Of course, he roots for Colombia when the country qualifies for the World Cup. Otherwise, he supports Brazil, because Brazilians remind him of Colombians: “They’re cheerful, like us.”

But he felt he had to back Argentina this year. A Messi win would be good for business during a peak Christmas shopping week. His jerseys would fly off the shelves.

But that would also mean an Argentine win.

“Who’s going to be able to put up with them then?” said Becerra, the Uber driver.

He shook his head and laughed.

“Oh no,” he said. “I might regret cheering for Argentina.”

World Cup in Qatar

World champions: Argentina has won the World Cup, defeating France in penalty kicks in a thrilling final in Lusail, Qatar, for its first world championship since 1986. Argentina was led by global soccer star Lionel Messi in what is expected to be his final World Cup appearance. France was bidding to become the first repeat champion since Brazil won consecutive trophies in 1958 and 1962.

Today’s WorldView: In the minds of many critics, especially in the West, Qatar’s World Cup will always be a tournament shrouded in controversy. But Qatar’s foreign minister, Mohammed bin Abdulrahman Al-Thani, wants people to take another view.

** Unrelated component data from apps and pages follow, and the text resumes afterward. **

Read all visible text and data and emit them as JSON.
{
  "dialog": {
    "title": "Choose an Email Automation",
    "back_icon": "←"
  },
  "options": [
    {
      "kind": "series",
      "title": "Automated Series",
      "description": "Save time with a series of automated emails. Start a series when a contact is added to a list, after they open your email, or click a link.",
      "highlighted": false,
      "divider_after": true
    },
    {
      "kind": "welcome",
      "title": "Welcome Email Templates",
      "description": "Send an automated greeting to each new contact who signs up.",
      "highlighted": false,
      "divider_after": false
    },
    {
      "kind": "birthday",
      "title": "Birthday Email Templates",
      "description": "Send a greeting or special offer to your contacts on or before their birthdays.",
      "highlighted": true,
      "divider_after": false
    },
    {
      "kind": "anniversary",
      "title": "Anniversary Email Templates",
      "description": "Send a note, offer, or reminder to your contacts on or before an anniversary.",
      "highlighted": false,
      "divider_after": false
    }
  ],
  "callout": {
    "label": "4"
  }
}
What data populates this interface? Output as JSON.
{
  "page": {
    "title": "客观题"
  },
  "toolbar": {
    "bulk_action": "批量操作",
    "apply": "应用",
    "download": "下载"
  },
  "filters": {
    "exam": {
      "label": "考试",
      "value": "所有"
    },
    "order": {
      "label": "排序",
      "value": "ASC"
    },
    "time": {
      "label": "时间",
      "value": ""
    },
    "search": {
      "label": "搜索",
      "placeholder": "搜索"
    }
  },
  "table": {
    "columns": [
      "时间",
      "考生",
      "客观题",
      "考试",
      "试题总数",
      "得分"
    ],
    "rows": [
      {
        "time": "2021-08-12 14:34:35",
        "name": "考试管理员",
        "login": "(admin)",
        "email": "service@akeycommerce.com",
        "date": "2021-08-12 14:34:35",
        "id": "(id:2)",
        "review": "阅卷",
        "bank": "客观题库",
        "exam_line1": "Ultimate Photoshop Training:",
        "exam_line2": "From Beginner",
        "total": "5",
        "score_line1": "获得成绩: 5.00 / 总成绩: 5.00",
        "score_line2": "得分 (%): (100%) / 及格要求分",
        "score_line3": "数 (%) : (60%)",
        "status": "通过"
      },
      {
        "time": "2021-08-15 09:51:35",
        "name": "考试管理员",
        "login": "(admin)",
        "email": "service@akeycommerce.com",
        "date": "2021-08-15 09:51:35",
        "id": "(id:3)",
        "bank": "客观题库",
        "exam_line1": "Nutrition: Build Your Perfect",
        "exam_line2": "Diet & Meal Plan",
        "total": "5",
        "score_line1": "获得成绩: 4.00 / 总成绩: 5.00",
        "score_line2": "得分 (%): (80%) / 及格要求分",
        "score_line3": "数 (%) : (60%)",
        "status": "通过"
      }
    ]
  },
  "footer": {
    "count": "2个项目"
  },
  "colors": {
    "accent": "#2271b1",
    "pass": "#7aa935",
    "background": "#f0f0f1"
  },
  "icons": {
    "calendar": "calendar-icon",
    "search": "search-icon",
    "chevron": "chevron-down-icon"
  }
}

Perspective: “America is not a men’s soccer laughingstock right now. It’s onto something, and it’s more attuned to what’s working for the rest of the world rather than stubbornly forcing an American sports culture — without the benefit of best-of-the-best talent — into international competition.” Read Jerry Brewer on the U.S. men’s national team’s future.